“Prices received by farmers are expected to remain above cash bid levels through the fall as producers who forward-priced corn earlier in the year support the weighted average farm-gate price,” the U.S.D.A. said.
Paul Meyers, vice-president, commodity analysis, Foresight Commodity Services, Inc., Stephenson, Va., said he sees nearby corn futures prices averaging in the $email@example.com a bu range during the fourth quarter, with the December contract dipping to a low around $4.25 a bu. There may be a 10@20c a bu bump in the first half of 2014, but prices may trend even lower in the fall of next year as stocks continue to build, he said, forecasting corn futures prices to average “sub $5 a bu” for the next 12 months if the Aug. 12 U.S.D.A. estimates are close. But he offered words of caution.
“We still have to deal with dryness in parts of the Corn Belt,” Mr. Meyers added. “And we need at least normal first frost dates in the Upper Midwest.”

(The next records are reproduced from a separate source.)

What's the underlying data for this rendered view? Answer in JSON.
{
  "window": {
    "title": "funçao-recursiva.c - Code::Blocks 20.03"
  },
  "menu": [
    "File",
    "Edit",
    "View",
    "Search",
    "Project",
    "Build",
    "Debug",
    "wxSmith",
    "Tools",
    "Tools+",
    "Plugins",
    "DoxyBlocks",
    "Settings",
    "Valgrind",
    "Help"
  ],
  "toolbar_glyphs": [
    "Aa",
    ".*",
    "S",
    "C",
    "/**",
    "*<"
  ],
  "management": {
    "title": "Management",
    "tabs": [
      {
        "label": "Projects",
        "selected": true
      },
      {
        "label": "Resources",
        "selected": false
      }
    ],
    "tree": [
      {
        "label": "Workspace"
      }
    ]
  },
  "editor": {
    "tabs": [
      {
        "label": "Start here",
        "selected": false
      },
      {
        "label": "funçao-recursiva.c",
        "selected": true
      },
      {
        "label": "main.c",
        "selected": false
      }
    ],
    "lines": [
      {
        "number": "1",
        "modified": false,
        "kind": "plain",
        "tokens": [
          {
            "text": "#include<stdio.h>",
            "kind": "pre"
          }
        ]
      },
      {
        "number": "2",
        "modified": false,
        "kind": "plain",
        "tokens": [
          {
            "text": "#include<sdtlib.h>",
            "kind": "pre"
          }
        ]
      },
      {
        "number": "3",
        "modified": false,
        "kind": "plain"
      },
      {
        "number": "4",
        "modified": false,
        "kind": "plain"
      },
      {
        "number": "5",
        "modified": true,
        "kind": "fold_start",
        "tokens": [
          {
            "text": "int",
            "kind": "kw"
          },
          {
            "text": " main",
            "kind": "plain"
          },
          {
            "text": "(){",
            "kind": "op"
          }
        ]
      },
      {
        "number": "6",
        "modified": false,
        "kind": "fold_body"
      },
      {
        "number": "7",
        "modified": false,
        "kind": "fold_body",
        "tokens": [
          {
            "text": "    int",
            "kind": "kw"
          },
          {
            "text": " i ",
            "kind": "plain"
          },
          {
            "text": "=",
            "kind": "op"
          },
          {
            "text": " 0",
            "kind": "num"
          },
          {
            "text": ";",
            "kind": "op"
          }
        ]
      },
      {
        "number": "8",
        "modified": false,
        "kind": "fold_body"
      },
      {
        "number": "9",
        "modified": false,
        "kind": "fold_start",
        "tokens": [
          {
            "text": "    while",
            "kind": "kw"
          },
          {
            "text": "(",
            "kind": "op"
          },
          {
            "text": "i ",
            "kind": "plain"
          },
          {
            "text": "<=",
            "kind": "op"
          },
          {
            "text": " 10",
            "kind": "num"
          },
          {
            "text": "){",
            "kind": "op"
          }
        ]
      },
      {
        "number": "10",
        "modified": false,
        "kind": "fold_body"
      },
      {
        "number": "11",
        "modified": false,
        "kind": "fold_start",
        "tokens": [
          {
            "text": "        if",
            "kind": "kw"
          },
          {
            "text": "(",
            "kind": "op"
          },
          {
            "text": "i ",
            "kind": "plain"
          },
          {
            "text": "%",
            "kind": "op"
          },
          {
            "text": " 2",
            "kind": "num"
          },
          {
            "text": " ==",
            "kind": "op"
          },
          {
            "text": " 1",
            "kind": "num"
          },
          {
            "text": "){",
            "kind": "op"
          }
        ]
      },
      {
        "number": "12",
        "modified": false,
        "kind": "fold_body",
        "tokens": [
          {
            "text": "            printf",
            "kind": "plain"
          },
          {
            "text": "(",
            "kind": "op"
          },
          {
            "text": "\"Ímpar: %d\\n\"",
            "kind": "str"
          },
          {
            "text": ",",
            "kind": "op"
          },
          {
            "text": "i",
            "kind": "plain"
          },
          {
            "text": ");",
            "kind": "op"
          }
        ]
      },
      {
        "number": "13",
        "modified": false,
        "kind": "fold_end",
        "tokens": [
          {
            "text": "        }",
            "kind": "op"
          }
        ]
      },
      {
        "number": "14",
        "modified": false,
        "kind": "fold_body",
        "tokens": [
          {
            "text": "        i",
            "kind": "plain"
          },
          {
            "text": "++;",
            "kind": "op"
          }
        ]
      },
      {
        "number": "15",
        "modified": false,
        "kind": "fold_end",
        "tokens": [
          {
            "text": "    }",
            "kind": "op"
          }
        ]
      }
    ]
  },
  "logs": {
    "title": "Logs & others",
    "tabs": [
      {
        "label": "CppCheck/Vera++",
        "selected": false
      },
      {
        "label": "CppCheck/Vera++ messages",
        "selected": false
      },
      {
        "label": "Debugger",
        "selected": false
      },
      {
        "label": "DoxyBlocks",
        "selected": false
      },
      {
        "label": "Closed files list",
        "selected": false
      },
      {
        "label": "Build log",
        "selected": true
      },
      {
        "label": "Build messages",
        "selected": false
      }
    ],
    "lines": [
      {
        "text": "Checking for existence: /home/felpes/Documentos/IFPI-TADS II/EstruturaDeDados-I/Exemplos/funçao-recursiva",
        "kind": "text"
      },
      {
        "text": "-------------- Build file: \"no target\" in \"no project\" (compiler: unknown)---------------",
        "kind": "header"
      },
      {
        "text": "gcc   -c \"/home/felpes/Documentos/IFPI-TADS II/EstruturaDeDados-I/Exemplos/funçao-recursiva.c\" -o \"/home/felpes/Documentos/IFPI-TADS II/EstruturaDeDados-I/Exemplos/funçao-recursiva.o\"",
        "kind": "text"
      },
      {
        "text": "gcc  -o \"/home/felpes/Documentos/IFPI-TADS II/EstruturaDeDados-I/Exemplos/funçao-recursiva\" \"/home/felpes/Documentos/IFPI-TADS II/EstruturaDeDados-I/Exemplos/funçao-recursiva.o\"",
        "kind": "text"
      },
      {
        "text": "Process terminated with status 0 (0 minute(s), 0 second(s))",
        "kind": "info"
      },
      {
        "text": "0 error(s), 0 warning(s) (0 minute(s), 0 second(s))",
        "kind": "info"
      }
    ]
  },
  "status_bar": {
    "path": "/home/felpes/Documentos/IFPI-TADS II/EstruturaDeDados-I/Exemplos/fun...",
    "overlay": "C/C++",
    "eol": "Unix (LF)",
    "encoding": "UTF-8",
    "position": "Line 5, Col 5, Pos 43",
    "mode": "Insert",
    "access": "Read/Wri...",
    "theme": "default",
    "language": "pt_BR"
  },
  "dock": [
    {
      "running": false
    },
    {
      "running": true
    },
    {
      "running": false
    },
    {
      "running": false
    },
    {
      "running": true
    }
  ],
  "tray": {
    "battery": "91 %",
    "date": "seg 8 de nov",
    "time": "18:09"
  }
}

Moisture conditions are significantly better than a year ago, reflected in part by the latest U.S.D.A. Crop Progress report that showed corn rated good to excellent at 64% in the 18 major states as of Aug. 11, compared with 23% at the same time last year, with 11% of the crop rated poor to very poor compared with 51% last year.
Although no one foresees a weather disaster like last year’s drought, there still is concern that weather may trim corn production from the current estimate.
“I think the crop is going to get a little bit smaller,” said David Salmon, owner of Weather Derivatives, an agricultural and energy weather consulting service in Belton, Mo. “The crop ratings are as good as they are going to get.”
“Coolness has kept the crop from looking shabby,” Mr. Salmon said, noting pockets of dryness mostly in parts of the western and central Corn Belt and in parts of the Upper Midwest. A warm-up the last half of August across much of the northern half of the United States will bring more of those dry conditions to light, he said, but the crop has progressed too far to be significantly hurt, and the warm weather will be good for the late developing crop in the Upper Midwest.
Mr. Salmon also sees limited prospects for an early frost, even though the northern most states showed the slowest crop development, with corn in the dough stage as of Aug. 11 at 12% in Wisconsin (27% as average for the date), 7% in Minnesota (27%) and 10% in North Dakota (27%). The late-August warm-up and improved moisture conditions (relative to last year) reduce the likelihood of early frost, he said.
Much of the uncertainty about the corn crop was based on the demand side, Mr. Meyers said. He sees the U.S.D.A. corn use numbers as “too optimistic,” while the supply side is “fairly well known.” Projected 2013-14 corn used for feed and ethanol as well as exports may go down, he suggested. Exports to China, projected at 7 million tonnes from all sources in 2013-14, may move higher because of low U.S. corn prices, but it’s “still not bullish,” he said.
The cash basis on corn likely will stay strong for another four to six weeks because of tight old crop supplies, Mr. Meyers said, but the strong basis will “go away” once the 18-state harvest total reaches 15% to 20%. The harvest already was under way in southern states.
“There is still plenty of corn,” Mr. Meyers said. “I would characterize the market as bearish, but not overly bearish.”